First, when it comes to storytelling, there are two aspects that need to be present in Gwynplaine’s appearance: The Horrific and The Absurd. Both vary from incarnation to incarnation. But there is another unrecognized element that is imperative to keep in mind: Realism, both in Appearance and Functionality.

Second, I think it’s important to realize that stage makeup is going to be much different than movie makeup as the stage is usually at a distance from its audience and only needs to look good at that distance. It will likely be bigger, brighter, and less realistic up close. Film on the other hand will get much closer and much more intimate with the performers and the makeup has to be a great deal more believable, even at the price of vision, because the demands are greater.

Looking therefore at film, I don’t think anyone will argue that the Jack Pierce design is incredible. It captures Hugo’s vision better than any incarnation I have seen (save for perhaps graphically, although even that is highly debatable), a successful mix of the pitiable and the horrific, and visually it reads beautifully. But it has one serious flaw with it: Conrad Veidt could not speak while wearing the prosthetic/denture set. Fortunately, that film was a silent, so speaking was not a great barrier to great makeup. Horrific? Yes. Absurd? Yes. Realistic in Appearance? Yes. Functional? No.


Heading into the post-silent film world, there are other examples of grimaces in makeup. Mr. Sardonicus (1961) has a character that sports a Gwynplaine-like grimace, but this affect is achieved through, what has been described in articles pertaining to the production as, a mask that enabled Guy Rolfe to speak behind it, but while the visual implications are well-driven home upon the audience, it doesn’t move. It doesn’t look real. From the perspective of a twenty-first century audience, it just doesn’t hold up. Horrific? Yes. Absurd? Yes. Realistic in Appearance? No. Functional? No.


Then there’s L'uomo che ride (which I haven’t seen yet, but of which I have seen visuals) and it appears to also utilize dentures. This however does not impress upon me the existence of a frozen grimace. It is less about the mouth in this instance than it is about really gnarly teeth that happen to protrude out of the mouth giving it that lifted and twisted appearance. It doesn’t look functional, realistic, or the least bit in keeping with the Hugo visual. Maybe it’s just me, but I don’t see a smile or laugh there at all. Horrific? Yes. Absurd? No. Realistic in Appearance? No. Functional? No.


Then we have L'homme qui rit (1971). For much of the time, it looks like the same denture treatment. Sometimes it looks like he can’t speak at all and other times he can which makes me wonder if they dubbed over many of the scenes due to the difficulty of the makeup (no idea though, so if you know, let me know?). Sometimes it looks really good and at others not so much, and I can’t even say that the less-realistic times fit within narrative flow (ie, Ursus’ performances). Horrific? Yes. Absurd? Maybe. Realistic in Appearance? Sometimes, some scenes much more than others. Functional? No.

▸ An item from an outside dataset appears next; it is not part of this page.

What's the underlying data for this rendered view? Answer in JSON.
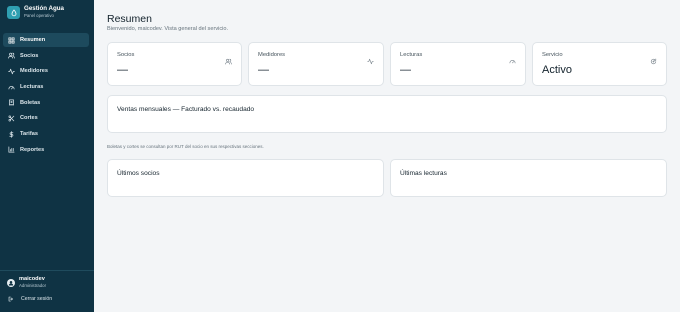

And then we’re at L'homme qui rit (2012). I have read a lot of criticism over the makeup. I can understand it. If the character is supposed to be horrific, then he should be horrific. Frankenstein’s Creature? Phantom of the Opera? The uglier and more grotesque the better. But in this case, I wasn’t upset about it which, considering how passionate I am on the story, may seem unusual. But here’s why: the movie makes a great big show out of absurdity, of looking absurd, of being absurd, of being perceived as absurd. If you don’t believe me, look at the depiction of the courtiers, for they looked more like clowns than the clowns did. And while some may disagree, having a big smile carved into your face is absurd, especially when painted to be more noticeable, as happens more often than not during the movie. Ugliness is just a side-dish that doesn’t really belong in this film’s world, because what’s really ugly is the poverty and the way people use one another. And moreover, the makeup, understated though it is, is entirely functional and moved very well. It’s not a Hugo vision or a Pierce masterpiece, but it worked for what it set out to do. Horrific? No. Absurd? Yes. Realistic in Appearance? Yes. Functional? Yes.